What is appropriate to wear on the job can vary widely according to your profession. People in creative jobs generally have looser guidelines in what to wear to work, than say those in the legal profession. That said, what you wear has a great deal to say about you and how you are perceived.
However, according to Kali Evans-Raoul , founder of the Chicago-based The Image Studios , certain standards apply everywhere. She recommends that your work clothing should be the best quality you can afford measured by fit and fabric, not just price.

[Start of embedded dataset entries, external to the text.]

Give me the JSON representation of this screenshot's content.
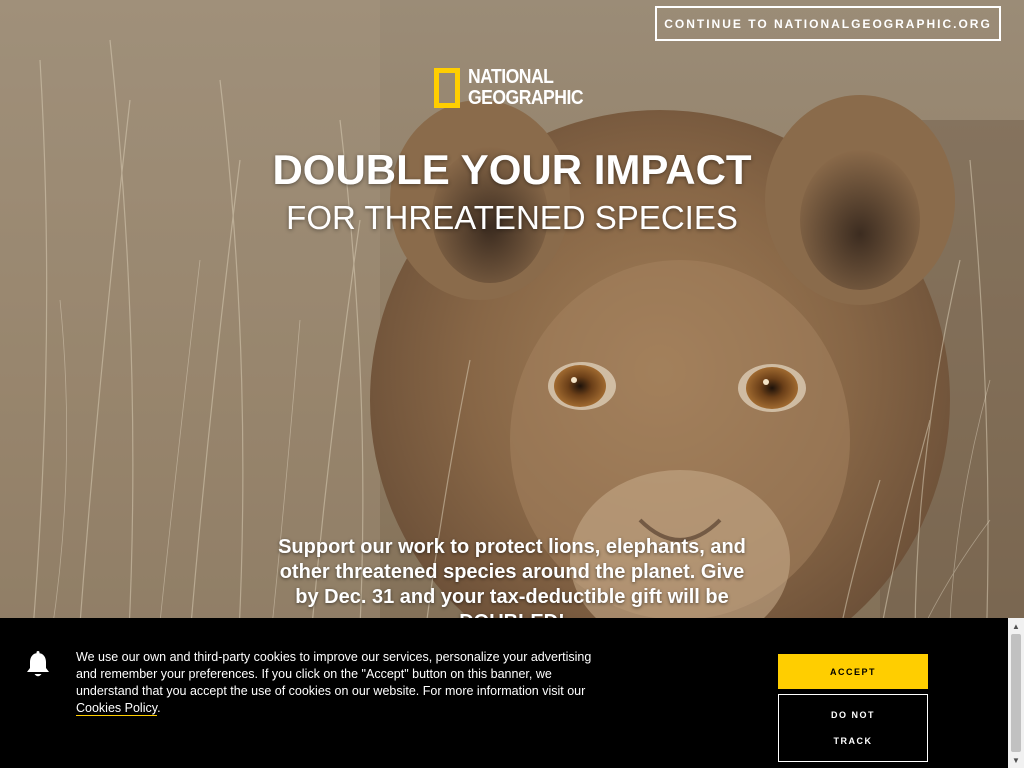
{
  "nav": {
    "continue_label": "CONTINUE TO NATIONALGEOGRAPHIC.ORG"
  },
  "logo": {
    "line1": "NATIONAL",
    "line2": "GEOGRAPHIC",
    "brand_color": "#ffce00"
  },
  "hero": {
    "headline": "DOUBLE YOUR IMPACT",
    "subheadline": "FOR THREATENED SPECIES",
    "body_line1": "Support our work to protect lions, elephants, and",
    "body_line2": "other threatened species around the planet. Give",
    "body_line3": "by Dec. 31 and your tax-deductible gift will be",
    "body_line4": "DOUBLED!"
  },
  "cookie_banner": {
    "icon": "bell-icon",
    "text_line1": "We use our own and third-party cookies to improve our services, personalize your advertising",
    "text_line2": "and remember your preferences. If you click on the \"Accept\" button on this banner, we",
    "text_line3": "understand that you accept the use of cookies on our website. For more information visit our",
    "policy_link": "Cookies Policy",
    "policy_suffix": ".",
    "accept_label": "ACCEPT",
    "dnt_label_line1": "DO NOT",
    "dnt_label_line2": "TRACK"
  },
  "scrollbar": {
    "up_icon": "scroll-up-arrow-icon",
    "down_icon": "scroll-down-arrow-icon"
  },
  "colors": {
    "accent": "#ffce00",
    "banner_bg": "#000000",
    "text": "#ffffff"
  }
}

One way to gauge what to wear on the job is to look at the people in your company who have the job you would like to have and dress accordingly. Invest in some quality pieces that will from the base of your wardrobe. Go for classic designs that will not go out of style next season. You can stay up to date with trends with less expensive accessories.

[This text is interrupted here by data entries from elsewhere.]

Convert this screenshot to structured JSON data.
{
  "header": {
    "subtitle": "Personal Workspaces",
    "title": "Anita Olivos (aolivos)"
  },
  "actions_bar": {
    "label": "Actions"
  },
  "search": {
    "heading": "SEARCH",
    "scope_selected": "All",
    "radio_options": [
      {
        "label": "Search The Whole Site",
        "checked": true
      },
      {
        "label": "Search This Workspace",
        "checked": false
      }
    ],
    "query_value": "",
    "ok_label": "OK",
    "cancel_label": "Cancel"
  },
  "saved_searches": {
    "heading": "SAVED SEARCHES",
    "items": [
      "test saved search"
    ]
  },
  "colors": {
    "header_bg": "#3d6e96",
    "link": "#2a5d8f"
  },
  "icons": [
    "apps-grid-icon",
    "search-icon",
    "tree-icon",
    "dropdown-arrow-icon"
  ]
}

In addition to your wardrobe, a polished hairstyle will help convey professionalism. It’s probably time to ditch the ponytail or the purple highlights in order to be taken seriously.

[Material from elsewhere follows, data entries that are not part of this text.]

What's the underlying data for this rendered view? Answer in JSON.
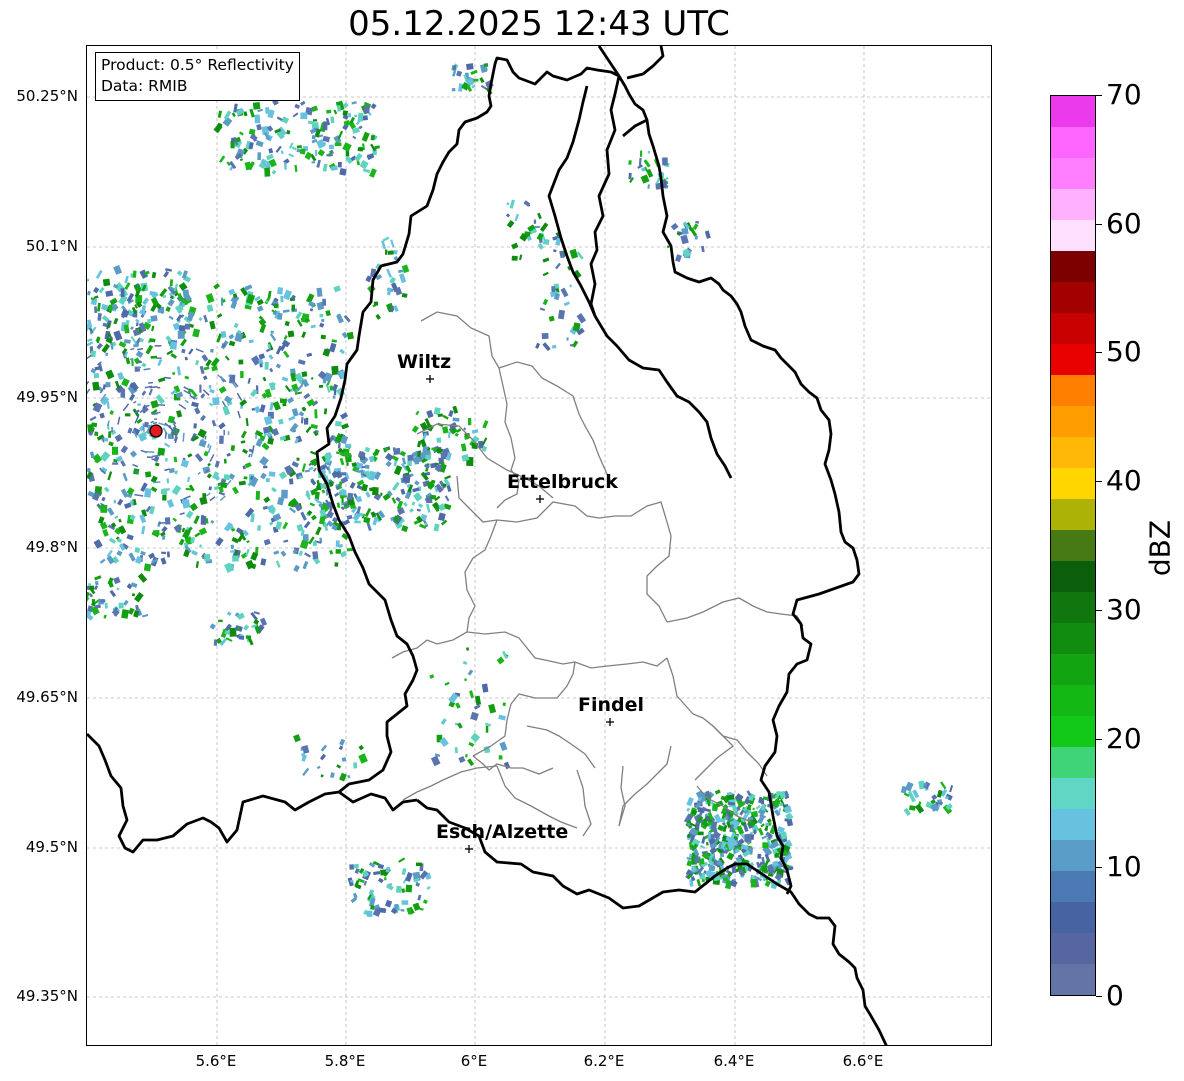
{
  "title": "05.12.2025 12:43 UTC",
  "info_box": {
    "product": "Product: 0.5° Reflectivity",
    "data": "Data: RMIB"
  },
  "lat_labels": [
    "50.25°N",
    "50.1°N",
    "49.95°N",
    "49.8°N",
    "49.65°N",
    "49.5°N",
    "49.35°N"
  ],
  "lon_labels": [
    "5.6°E",
    "5.8°E",
    "6°E",
    "6.2°E",
    "6.4°E",
    "6.6°E"
  ],
  "cities": [
    "Wiltz",
    "Ettelbruck",
    "Findel",
    "Esch/Alzette"
  ],
  "radar_site_icon": "red-dot-icon",
  "colorbar": {
    "unit": "dBZ",
    "ticks": [
      "0",
      "10",
      "20",
      "30",
      "40",
      "50",
      "60",
      "70"
    ],
    "range": [
      0,
      70
    ],
    "colors": [
      "#6474a7",
      "#5566a0",
      "#4863a2",
      "#4a79b3",
      "#5a9cc8",
      "#66c2df",
      "#60d6c4",
      "#40d478",
      "#12c818",
      "#14b814",
      "#13a511",
      "#128c10",
      "#0f770e",
      "#0b5f0a",
      "#467a12",
      "#adb306",
      "#ffd600",
      "#ffb807",
      "#ff9d00",
      "#ff7f00",
      "#e80000",
      "#c80000",
      "#a30000",
      "#7d0000",
      "#ffe1ff",
      "#ffb0ff",
      "#ff7fff",
      "#ff65ff",
      "#ea3aec"
    ]
  }
}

Be on time
Nothing is more frustrating than to be kept waiting at a meeting or an appointment. Make it a habit to be punctual, and you will reap dividends in the long run. By the same token, don’t be the first to rush out of a meeting. Allow time to talk with the other participants and help straighten up the room if needed. This is also a great time to ask the meeting facilitator any questions about the meeting.
Work on Your Body Language
We can reveal a great deal about ourselves before we have even said a word. According to a study released earlier this year by Princeton University, we rely more on body movement in interpreting someone’s meaning than we do on facial expressions. Here are two examples:
- An open posture, which involves keeping the trunk of the body open and exposed i.e. no arms crossed in front of your chest, can indicate friendliness, openness, and willingness.
- Closed posture, which involves hunching forward and keeping the arms and legs crossed, can show hostility, unfriendliness, and anxiety.
Did you mother always tell you to sit up straight? She was right. Posture can reveal personality characteristics, such as whether you are confident, open, or submissive. When you sit up straight in a meeting, it shows you are interested in what is going on. When you slouch, it delivers the opposite message.
You enhance your professional image by expanding your knowledge. Sign up for any training courses or seminars your company offers. If there are none available at work, seek out options for learning in your community for some options. Toastmasters clubs offer the chance to gain valuable public speaking skills in a supportive environment, for example.
Value your reputation
“It takes 20 years to build a reputation and five minutes to ruin it. If you think about that, you’ll do things differently.” Warren Buffett is credited with this quote, and it is worth bearing in mind on a daily basis.
Cultivate good manners in all your business dealings. Even when things do not go as you plan, you can control how you handle the situation. Be especially careful with your online persona. Avoid the impulse to “snap” back with quick responses. Make sure your Facebook, LinkedIn and Twitter accounts don’t reveal information about your personal life that could tarnish your professional life.
“You must realize that if you aren’t managing your own professional image, someone else is,” warns Laura Morgan Roberts in the article Changing Faces: Professional Image Construction in Diverse Organizational Settings,” in the Academy of Management Review.
“People are constantly observing your behavior and forming theories about your competence, character, and commitment, which are rapidly disseminated throughout your workplace,” Roberts writes. “It is only wise to add your voice in framing others’ theories about who you are and what you can accomplish.”
Volin, Kathryn J., Buff And Polish: A Practical Guide To Enhance Your Professional Image And Communication Style, Virtualbookworm.com Publishing, 1999.